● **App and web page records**
---+---
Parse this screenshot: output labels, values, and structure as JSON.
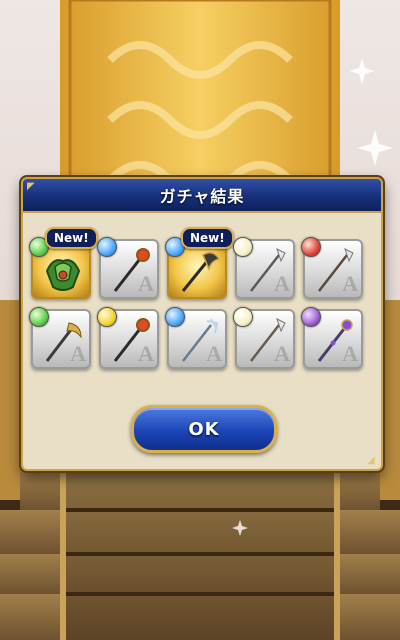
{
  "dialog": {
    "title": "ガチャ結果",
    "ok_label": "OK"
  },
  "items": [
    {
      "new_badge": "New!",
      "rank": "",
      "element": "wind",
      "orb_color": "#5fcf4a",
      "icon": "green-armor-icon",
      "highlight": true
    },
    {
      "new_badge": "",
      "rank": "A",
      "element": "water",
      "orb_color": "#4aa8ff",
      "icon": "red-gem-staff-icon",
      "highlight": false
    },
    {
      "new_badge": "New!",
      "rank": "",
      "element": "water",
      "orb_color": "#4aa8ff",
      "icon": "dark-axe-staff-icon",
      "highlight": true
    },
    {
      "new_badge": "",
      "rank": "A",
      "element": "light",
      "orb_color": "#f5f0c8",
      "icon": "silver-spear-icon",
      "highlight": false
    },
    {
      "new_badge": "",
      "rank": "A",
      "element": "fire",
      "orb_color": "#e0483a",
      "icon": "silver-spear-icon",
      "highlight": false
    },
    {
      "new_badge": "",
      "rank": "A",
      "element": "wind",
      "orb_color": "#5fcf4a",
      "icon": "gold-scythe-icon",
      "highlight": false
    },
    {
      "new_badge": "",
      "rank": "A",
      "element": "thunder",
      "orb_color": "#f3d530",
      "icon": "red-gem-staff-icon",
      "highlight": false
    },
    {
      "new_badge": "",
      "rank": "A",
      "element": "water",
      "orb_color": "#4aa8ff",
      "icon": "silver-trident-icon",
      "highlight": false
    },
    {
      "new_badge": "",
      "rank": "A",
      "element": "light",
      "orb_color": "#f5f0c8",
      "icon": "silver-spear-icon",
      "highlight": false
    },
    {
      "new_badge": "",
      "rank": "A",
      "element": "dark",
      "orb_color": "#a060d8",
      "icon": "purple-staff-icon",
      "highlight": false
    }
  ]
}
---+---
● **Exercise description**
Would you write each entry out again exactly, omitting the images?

● **Reply to the task**
Parse this screenshot: output labels, values, and structure as JSON.
{
  "dialog": {
    "title": "ガチャ結果",
    "ok_label": "OK"
  },
  "items": [
    {
      "new_badge": "New!",
      "rank": "",
      "element": "wind",
      "orb_color": "#5fcf4a",
      "icon": "green-armor-icon",
      "highlight": true
    },
    {
      "new_badge": "",
      "rank": "A",
      "element": "water",
      "orb_color": "#4aa8ff",
      "icon": "red-gem-staff-icon",
      "highlight": false
    },
    {
      "new_badge": "New!",
      "rank": "",
      "element": "water",
      "orb_color": "#4aa8ff",
      "icon": "dark-axe-staff-icon",
      "highlight": true
    },
    {
      "new_badge": "",
      "rank": "A",
      "element": "light",
      "orb_color": "#f5f0c8",
      "icon": "silver-spear-icon",
      "highlight": false
    },
    {
      "new_badge": "",
      "rank": "A",
      "element": "fire",
      "orb_color": "#e0483a",
      "icon": "silver-spear-icon",
      "highlight": false
    },
    {
      "new_badge": "",
      "rank": "A",
      "element": "wind",
      "orb_color": "#5fcf4a",
      "icon": "gold-scythe-icon",
      "highlight": false
    },
    {
      "new_badge": "",
      "rank": "A",
      "element": "thunder",
      "orb_color": "#f3d530",
      "icon": "red-gem-staff-icon",
      "highlight": false
    },
    {
      "new_badge": "",
      "rank": "A",
      "element": "water",
      "orb_color": "#4aa8ff",
      "icon": "silver-trident-icon",
      "highlight": false
    },
    {
      "new_badge": "",
      "rank": "A",
      "element": "light",
      "orb_color": "#f5f0c8",
      "icon": "silver-spear-icon",
      "highlight": false
    },
    {
      "new_badge": "",
      "rank": "A",
      "element": "dark",
      "orb_color": "#a060d8",
      "icon": "purple-staff-icon",
      "highlight": false
    }
  ]
}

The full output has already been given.